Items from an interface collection
════
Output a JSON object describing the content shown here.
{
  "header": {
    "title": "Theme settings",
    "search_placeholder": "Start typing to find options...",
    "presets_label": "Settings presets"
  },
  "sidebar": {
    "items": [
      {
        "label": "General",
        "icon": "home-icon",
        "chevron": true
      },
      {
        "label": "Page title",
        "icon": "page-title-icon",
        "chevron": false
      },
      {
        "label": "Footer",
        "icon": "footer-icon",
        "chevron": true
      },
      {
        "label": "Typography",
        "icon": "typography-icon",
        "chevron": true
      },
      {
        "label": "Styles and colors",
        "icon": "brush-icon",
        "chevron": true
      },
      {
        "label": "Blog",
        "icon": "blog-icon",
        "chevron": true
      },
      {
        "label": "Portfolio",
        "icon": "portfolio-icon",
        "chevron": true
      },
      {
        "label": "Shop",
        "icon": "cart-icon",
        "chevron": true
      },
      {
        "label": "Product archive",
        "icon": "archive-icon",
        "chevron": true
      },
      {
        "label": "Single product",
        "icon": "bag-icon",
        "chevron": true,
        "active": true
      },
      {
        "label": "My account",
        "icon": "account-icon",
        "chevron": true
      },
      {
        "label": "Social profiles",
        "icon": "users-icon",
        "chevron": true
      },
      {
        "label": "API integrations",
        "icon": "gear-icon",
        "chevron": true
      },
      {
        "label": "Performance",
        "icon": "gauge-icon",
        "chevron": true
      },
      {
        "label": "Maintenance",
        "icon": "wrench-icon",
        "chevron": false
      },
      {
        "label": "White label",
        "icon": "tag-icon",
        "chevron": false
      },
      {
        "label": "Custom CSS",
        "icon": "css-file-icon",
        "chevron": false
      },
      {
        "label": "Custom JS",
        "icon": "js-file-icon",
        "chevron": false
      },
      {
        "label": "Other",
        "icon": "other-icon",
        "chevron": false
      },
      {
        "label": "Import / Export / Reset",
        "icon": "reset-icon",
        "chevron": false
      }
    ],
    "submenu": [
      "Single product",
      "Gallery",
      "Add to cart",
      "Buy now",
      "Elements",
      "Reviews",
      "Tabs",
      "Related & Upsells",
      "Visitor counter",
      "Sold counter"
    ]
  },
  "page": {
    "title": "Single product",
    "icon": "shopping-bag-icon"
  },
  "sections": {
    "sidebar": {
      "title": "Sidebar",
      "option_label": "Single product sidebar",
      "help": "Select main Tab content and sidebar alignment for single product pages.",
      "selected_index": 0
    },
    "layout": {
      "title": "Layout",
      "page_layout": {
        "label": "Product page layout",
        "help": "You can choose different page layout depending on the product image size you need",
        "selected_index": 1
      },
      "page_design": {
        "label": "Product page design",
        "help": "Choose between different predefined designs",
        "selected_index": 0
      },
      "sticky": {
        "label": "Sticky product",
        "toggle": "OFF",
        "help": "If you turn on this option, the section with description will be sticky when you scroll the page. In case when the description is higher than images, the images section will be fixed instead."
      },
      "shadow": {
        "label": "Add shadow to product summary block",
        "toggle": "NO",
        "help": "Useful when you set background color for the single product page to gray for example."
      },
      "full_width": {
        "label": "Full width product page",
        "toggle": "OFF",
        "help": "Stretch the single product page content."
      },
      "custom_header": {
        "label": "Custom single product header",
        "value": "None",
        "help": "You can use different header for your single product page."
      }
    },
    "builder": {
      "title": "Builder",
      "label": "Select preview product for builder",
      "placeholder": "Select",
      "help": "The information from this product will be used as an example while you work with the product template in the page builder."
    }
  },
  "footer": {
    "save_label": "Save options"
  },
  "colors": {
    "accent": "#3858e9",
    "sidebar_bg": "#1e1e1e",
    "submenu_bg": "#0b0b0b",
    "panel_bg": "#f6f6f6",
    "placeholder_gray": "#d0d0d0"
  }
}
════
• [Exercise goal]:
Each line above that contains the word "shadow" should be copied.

• [Response box]:
      "shadow": {
        "label": "Add shadow to product summary block",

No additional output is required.